On 5 June the guests visited the Katyn Museum in Warsaw. Representatives of the Institute of National Remembrance were invited as well. The following persons participated in the meeting: Director of the Polish Army Museum Dr Adam Buława, head of the Katyn Museum Sławomir Frątczak and Michał Grabowski (Polish Institute in Paris), Philippe Schwartz (Royallieu Museum-Memorial Site ), Régis Le Mer (Resistance and Deportation History Centre in Lyon), Cyrille Delattre ( La Coupole-St-Omer Museum), Aurélie Cousin (Museum of the Resistance and Deportaion in Besançon), Laura Schwartz (Le Guide Juif de l’Europe), Alain Salles (Le Monde), Françoise Pons – independent journalist, François Rousseau (Le Journal des Combattants) and Bernard de la Hamayde (representative of the Department of Aube, Mussy-sur-Seine Museum).
The head of the Division of International Relations at the Office of the President of the IPN Agnieszka Jędrzak presented the Act on the Institute of National Remembrance as a document regulating the Institute's activity, and discussed its structure with the distinction of statutory tasks of eight substantive units. The guests asked about the cooperation between particular offices: as an example, Agnieszka Jędrzak presented the benefits resulting from the cooperation of researchers and archivists with the prosecutorial division.
Presenting the archival resource, she mentioned the recent inscription on the UNESCO list of the original of the Jurgen Stroop Report on the liquidation of the Warsaw ghetto, held in the Archive of the IPN. She also mentioned other important archival documents related to the German occupation, for example, the journal of the Governor General of the Governorship of Hans Frank or the diaries of Johann Paul Kremer, the doctor from the Auschwitz camp. Many of these documents were used as evidence during the Nuremberg trials. A separate group are sources referring to Soviet repressions in Polish lands, including documenting the Katyn massacre. The guests were particularly interested in the camp documentation and access conditions to the IPN resource.
An important part of the presentation was the activity of the Institute of National Remembrance in the international arena, including under the aegis of the International Archival Council, the Platform for European Memory and Conscience, European Network of Official Authorities in charge of the Secret-Police Files or working groups (Ukrainian, Lithuanian, Romanian and Georgian). Mention was also made of the "Warsaw Dialogue for Democracy" co-organized annually with the Ministry of Foreign Affairs, during which the IPN undertakes the issue of transitive justice, which is important for many societies.

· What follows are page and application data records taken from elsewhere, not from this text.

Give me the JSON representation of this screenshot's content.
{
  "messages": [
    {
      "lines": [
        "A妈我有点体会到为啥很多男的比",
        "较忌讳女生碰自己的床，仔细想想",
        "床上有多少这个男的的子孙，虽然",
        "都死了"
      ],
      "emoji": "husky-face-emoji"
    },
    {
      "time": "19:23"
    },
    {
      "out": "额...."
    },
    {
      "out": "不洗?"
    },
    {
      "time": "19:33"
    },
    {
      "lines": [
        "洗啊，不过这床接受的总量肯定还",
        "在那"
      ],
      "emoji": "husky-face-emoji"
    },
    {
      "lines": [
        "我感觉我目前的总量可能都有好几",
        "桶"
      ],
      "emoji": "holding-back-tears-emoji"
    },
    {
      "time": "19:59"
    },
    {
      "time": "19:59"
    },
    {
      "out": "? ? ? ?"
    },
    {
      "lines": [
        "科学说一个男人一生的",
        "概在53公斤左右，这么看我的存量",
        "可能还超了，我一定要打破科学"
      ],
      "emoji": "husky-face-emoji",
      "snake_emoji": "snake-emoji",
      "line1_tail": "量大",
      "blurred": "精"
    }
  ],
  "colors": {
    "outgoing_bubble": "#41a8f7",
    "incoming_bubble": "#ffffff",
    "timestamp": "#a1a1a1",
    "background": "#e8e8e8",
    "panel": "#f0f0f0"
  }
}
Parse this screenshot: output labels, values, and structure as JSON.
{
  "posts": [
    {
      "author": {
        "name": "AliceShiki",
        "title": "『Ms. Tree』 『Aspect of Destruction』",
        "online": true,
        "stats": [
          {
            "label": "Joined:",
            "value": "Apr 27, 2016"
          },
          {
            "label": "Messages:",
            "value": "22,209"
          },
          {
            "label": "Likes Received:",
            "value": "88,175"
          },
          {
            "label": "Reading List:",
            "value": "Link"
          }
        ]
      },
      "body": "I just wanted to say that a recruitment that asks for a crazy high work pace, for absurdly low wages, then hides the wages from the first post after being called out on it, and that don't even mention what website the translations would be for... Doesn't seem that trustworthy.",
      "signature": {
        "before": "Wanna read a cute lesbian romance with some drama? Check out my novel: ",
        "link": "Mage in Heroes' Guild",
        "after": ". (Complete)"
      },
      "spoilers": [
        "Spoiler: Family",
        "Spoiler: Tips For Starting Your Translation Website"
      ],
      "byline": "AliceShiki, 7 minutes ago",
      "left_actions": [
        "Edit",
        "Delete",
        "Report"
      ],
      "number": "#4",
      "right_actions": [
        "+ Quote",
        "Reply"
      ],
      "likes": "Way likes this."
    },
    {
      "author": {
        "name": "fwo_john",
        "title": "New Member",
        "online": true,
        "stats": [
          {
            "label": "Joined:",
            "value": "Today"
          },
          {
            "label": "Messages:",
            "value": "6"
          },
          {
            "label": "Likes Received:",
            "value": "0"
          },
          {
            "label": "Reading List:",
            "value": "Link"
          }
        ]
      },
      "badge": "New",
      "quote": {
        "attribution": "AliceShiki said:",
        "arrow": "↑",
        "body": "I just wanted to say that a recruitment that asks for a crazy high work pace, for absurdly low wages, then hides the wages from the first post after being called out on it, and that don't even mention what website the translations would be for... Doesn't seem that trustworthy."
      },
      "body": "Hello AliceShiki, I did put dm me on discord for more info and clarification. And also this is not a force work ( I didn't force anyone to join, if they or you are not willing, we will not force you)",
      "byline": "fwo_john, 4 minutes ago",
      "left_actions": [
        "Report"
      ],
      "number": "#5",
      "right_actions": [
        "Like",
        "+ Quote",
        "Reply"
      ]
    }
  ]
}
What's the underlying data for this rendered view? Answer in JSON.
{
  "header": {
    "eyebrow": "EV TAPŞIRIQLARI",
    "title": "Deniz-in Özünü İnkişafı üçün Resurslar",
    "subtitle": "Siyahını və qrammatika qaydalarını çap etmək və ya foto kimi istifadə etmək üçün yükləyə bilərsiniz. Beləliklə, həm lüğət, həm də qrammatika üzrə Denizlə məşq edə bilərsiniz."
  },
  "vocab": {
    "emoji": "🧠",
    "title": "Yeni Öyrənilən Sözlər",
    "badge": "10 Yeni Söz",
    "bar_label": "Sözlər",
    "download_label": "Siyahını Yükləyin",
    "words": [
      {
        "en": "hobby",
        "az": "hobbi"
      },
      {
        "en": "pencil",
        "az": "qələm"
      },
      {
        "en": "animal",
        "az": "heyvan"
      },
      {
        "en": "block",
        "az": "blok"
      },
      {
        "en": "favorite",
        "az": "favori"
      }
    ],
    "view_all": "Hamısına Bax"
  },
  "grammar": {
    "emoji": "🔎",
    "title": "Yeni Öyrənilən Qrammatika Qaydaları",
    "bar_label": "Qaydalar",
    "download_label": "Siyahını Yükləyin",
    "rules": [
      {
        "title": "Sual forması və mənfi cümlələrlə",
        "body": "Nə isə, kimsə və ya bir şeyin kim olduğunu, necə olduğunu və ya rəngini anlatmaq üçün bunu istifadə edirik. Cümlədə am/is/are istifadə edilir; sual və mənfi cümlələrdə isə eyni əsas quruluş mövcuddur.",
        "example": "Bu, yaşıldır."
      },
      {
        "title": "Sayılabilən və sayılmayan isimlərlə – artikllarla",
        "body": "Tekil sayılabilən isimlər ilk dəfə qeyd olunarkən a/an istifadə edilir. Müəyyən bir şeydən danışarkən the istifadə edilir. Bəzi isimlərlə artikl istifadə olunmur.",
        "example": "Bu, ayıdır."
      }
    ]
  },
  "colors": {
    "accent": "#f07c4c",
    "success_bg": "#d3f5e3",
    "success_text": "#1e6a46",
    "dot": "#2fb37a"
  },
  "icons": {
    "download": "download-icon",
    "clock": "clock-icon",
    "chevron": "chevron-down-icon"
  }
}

The subject of the agreement of 2016, regulating the cooperation between the Institute of National Remembrance and the Ministry of Foreign Affairs, including the popularisation Polish history abroad and responding to defamations that harm the good name of the Polish Nation, was also discussed.
At the end of the meeting, the participants received gifts in the form of IPN publications - a book about Captain Witold Pilecki (bilingual version) - a Polish volunteer to Auschwitz sentenced to death by the Stalinist regime, the history of Poland prepared by the Institute of National Remembrance and Ministry of Foreign Affairs in French and a catalog of the Institute's publications on the Holocaust and Polish-Jewish relations during the Second World War.
Representatives of the media - Alain Salles and Françoise Pons - together with Agnieszka Jędrzak also paid a visit to the Chief Commission for the Prosecution of Crimes against the Polish Nation - the headquarters of the IPN investigative division, where their questions were answered in detail by Prosecutor Bogusław Tomasz Czerwiński. The discussion focused on the definition of a communist crime, ongoing investigations and the specifics of the work of the IPN prosecutors. Prosecutor Czerwiński emphasized how important it is to explain all the circumstances of a given crime, even if the alleged perpetrators are no longer alive. He added that we owe it to the victims because, in the rhetoric of communists, they were the perpetrators. He pointed out that the duty of a democratic state is to prosecute such crimes. He also drew attention to the fact that the Second World War is still present in the minds of Poles, as it affected practically all of the citizens of our country, which is why we are struggling with its consequences to this day, both as individuals and a society as a whole. He suggested looking at texts appearing in the foreign media suggesting that the Polish Nation was in any way responsible for establishing and operating concentration and extermination camps in the occupied territories from that perspective – the perspective of Polish sensitivity – especially that it was the Polish State which never collaborated with the German occupant.
Agnieszka Jędrzak emphasized the importance of the so-called transitional justice, in the name of which sentences passed during the communist period, often affecting private and professional lives of the aggrieved parties, were repealed. She also talked about the assumptions of the law regarding former security services functionaries and the de-communization of public space, for example, the removal of Soviet monuments of gratitude.